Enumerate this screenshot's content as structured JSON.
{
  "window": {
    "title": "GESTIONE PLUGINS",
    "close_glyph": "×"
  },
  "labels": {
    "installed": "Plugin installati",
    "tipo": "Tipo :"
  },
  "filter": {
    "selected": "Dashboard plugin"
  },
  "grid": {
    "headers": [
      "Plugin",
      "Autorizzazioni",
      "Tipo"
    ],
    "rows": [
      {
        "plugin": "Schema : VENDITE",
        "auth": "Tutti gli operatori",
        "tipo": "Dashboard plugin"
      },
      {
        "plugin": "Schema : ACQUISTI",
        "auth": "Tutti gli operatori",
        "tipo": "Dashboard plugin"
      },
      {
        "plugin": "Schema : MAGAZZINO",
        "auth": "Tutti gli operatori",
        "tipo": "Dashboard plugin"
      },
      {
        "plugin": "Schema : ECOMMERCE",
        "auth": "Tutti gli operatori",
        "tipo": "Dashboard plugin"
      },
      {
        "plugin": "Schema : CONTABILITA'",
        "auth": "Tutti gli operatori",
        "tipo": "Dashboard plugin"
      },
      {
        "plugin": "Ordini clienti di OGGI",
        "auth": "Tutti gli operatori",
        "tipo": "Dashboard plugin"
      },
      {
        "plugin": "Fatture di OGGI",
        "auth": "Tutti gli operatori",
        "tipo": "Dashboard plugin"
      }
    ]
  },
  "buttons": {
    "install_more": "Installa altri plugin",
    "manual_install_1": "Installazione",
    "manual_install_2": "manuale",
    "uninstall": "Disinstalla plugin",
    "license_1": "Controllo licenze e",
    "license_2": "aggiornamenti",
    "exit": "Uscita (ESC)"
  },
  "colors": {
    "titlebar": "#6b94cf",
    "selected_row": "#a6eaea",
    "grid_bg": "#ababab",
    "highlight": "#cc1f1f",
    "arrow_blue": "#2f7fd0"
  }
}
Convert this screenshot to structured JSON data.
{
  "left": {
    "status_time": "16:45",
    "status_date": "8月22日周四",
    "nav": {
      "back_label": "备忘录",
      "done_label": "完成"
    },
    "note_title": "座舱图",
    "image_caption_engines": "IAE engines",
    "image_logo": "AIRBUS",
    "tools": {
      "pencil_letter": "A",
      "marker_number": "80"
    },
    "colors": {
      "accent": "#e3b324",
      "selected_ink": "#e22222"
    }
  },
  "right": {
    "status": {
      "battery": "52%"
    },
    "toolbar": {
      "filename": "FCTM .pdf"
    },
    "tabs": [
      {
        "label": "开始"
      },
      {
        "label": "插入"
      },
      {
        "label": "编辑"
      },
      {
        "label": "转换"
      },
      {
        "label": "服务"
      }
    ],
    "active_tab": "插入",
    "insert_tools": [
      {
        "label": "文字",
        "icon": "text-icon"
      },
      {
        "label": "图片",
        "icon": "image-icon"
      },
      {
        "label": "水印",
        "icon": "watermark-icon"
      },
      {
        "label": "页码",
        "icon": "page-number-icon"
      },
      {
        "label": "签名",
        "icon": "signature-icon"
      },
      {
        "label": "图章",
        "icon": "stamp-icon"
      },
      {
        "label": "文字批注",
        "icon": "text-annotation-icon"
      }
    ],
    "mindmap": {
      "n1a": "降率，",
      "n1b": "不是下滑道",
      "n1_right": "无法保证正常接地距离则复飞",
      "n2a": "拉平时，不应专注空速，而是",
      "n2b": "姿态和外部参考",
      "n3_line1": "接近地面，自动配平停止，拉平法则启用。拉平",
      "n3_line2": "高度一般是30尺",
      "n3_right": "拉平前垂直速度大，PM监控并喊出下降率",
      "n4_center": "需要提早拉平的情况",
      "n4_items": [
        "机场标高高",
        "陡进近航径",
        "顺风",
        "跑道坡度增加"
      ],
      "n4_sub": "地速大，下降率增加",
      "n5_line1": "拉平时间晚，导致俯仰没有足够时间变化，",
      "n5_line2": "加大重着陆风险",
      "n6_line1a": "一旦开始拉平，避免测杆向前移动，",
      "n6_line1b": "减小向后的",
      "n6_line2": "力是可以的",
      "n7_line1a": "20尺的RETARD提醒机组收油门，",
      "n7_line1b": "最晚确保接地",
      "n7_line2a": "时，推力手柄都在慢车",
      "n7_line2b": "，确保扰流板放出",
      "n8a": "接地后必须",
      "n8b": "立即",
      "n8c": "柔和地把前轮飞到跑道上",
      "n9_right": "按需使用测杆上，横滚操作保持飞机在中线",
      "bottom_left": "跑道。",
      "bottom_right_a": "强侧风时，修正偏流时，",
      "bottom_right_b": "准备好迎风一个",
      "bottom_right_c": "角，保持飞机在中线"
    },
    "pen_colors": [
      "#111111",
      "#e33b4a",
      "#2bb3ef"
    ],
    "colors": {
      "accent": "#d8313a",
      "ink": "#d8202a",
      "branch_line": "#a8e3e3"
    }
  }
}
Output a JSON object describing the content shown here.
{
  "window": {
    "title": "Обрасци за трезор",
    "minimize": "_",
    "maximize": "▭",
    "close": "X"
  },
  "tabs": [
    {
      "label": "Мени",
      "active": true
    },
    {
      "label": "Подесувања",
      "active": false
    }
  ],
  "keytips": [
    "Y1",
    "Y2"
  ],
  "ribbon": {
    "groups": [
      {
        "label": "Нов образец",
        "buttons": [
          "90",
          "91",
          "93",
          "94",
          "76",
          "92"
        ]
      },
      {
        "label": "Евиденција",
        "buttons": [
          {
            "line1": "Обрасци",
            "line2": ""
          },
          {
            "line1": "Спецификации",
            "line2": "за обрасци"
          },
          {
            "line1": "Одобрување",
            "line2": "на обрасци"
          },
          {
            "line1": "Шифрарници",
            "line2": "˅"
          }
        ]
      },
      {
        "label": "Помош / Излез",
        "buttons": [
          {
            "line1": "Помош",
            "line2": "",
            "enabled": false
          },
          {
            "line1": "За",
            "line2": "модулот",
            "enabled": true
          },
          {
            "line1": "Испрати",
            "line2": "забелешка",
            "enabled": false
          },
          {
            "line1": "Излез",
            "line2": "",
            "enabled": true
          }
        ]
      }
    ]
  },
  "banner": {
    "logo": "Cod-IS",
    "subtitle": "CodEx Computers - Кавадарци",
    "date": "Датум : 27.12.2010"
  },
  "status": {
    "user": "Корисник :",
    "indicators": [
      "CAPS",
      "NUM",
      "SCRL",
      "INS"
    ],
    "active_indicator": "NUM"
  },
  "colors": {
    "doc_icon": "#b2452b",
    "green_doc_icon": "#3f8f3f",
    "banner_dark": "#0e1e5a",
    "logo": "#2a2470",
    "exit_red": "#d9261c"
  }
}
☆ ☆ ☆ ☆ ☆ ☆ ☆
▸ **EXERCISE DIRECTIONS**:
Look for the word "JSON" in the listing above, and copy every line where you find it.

▸ **YOUR RESPONSE**:
Enumerate this screenshot's content as structured JSON.
Convert this screenshot to structured JSON data.
Output a JSON object describing the content shown here.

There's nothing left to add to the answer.